--- The input Enclosed Below ---

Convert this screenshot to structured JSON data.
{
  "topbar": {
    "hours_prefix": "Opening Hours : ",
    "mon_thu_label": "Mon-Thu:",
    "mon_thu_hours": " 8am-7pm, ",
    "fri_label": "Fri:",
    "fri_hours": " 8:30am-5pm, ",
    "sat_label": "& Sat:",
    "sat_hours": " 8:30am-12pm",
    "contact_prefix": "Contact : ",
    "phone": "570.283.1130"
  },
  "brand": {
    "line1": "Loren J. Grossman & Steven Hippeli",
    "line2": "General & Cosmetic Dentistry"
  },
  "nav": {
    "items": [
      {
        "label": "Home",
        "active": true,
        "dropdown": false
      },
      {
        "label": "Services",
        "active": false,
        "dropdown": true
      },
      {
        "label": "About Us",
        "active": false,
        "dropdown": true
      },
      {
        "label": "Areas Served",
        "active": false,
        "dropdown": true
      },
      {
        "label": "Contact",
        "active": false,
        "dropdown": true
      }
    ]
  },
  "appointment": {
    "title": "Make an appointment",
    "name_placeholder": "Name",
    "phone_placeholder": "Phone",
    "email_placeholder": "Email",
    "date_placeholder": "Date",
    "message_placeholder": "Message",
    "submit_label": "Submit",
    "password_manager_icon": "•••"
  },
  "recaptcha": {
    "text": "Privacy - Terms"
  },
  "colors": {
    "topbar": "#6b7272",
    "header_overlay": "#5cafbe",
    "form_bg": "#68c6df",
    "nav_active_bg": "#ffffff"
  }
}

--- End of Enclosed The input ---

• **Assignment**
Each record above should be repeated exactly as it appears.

• **Task output**
Convert this screenshot to structured JSON data.
{
  "topbar": {
    "hours_prefix": "Opening Hours : ",
    "mon_thu_label": "Mon-Thu:",
    "mon_thu_hours": " 8am-7pm, ",
    "fri_label": "Fri:",
    "fri_hours": " 8:30am-5pm, ",
    "sat_label": "& Sat:",
    "sat_hours": " 8:30am-12pm",
    "contact_prefix": "Contact : ",
    "phone": "570.283.1130"
  },
  "brand": {
    "line1": "Loren J. Grossman & Steven Hippeli",
    "line2": "General & Cosmetic Dentistry"
  },
  "nav": {
    "items": [
      {
        "label": "Home",
        "active": true,
        "dropdown": false
      },
      {
        "label": "Services",
        "active": false,
        "dropdown": true
      },
      {
        "label": "About Us",
        "active": false,
        "dropdown": true
      },
      {
        "label": "Areas Served",
        "active": false,
        "dropdown": true
      },
      {
        "label": "Contact",
        "active": false,
        "dropdown": true
      }
    ]
  },
  "appointment": {
    "title": "Make an appointment",
    "name_placeholder": "Name",
    "phone_placeholder": "Phone",
    "email_placeholder": "Email",
    "date_placeholder": "Date",
    "message_placeholder": "Message",
    "submit_label": "Submit",
    "password_manager_icon": "•••"
  },
  "recaptcha": {
    "text": "Privacy - Terms"
  },
  "colors": {
    "topbar": "#6b7272",
    "header_overlay": "#5cafbe",
    "form_bg": "#68c6df",
    "nav_active_bg": "#ffffff"
  }
}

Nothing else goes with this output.